Dancing Line, Blindfolded Through Time: Liza Grobler’s experiments in collaboration
By Andrew Lamprecht
At the end of the day – at the end of the process initiated by conversations with other artists and continued through this series of exhibitions by Liza Grobler – the ultimate collaborator with the artist may well be the viewer. Blindfolded Line, Dancing Through Time is at once playful and deadly serious. We are encouraged to walk, stalk or prance through the situations that have been initiated by Grobler, engage or disengage as we will, and thus respond to what she has presented in this unfurling of her art.
Though anyone familiar with Liza Grobler’s aesthetic will see that this is clearly an exhibition by her, it is important to recognise the central role of collaboration in this body of work. Initiated as a series of discussions through social media such as Facebook (especially in the case of her international collaborators), as well as with face-to-face meetings with her friends, Grobler in each case begins with the point, quite literally, of a dot or a mark that signals the first stage of making a work.
Questions are posed to her partner-in-art; either directly, or by making something that through a to-and-fro leads to the next phase in production – which ultimately results in the work on display. Though not quite ultimately; since built into her process is the freedom to change works from exhibition to exhibition – continuing the dance, if you like.
I would be surprised if this continuation does not include the audience. Grobler remarked with patent glee at the response of children to her exhibition at Oliewenhuis, a museum that always seems to be bursting at the seams with kids, and I suspect that their engagement filtered into what was shown afterwards in the KZN Gallery and JAG.
Accompanying the exhibition is a small “parcel” of square cards that pose questions such as: “This exhibition consists of artworks made from many different materials. Which of the materials [listed] is NOT used in the exhibition?” Flipping them around, the cards can be put together, jigsaw-like, to make a picture, which, if one chose to, one could add to. Essentially this education pack has become a part of Grobler’s process, the results of which she will not see. This ability to “let go”, to allow others to “mess with your stuff”, is rare and usually very difficult for a creative person, but here Grobler has made it her raison d’être – and the results speak for themselves.
Craft has always been central to Liza Grobler’s artistic language and there is a strong engagement with craft-based practice in Blindfolded Line, Dancing Through Time. The litany of artists who claim crafters as “collaborators”, when in fact the crafters merely carry out a set of instructions presented to them as fait accompli, is very long indeed. But this is not the case here, nor has it ever been for Grobler. And you can be sure that the women of Qubeka Bead Studio are as present in engaging with their work as Grobler herself is.
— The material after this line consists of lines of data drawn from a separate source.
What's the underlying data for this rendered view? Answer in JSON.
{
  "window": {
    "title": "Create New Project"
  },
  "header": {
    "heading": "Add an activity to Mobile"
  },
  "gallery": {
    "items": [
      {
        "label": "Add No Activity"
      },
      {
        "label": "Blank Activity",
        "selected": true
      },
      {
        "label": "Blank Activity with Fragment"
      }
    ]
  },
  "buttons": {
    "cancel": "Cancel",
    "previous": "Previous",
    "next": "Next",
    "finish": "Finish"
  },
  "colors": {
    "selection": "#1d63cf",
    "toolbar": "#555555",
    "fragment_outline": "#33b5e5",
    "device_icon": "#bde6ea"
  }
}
The collaborative act is inherent in the title of the exhibition, but I also see these lines breaking the boundaries of pictorial space and even, perhaps magically, starting conversations with works made by artists who have never before spoken to each other. Time, as much as line, is blindfolded in this exhibition: Just as one may find that what seemed like a few minutes on the dance floor was in fact a few hours, so too here the temporal has folded in on itself.
Once these exhibitions are ended, the works will be dispersed and join others by different artists in private and public collections. I can see them now, nudging a shy etching or slick and sexy lambda print next to them, egging them on to the dance floor.
These works are flirtatious and demand to be engaged with, like the best and most satisfying dance partners. Liza Grobler is the MC at the helm perhaps, shouting out the numbers as if at a square dance. But the performance that takes place in the gallery is a magical transmutation and tribute to what can happen, if one allows someone else to be responsive, and gives one’s work freely, as a gift.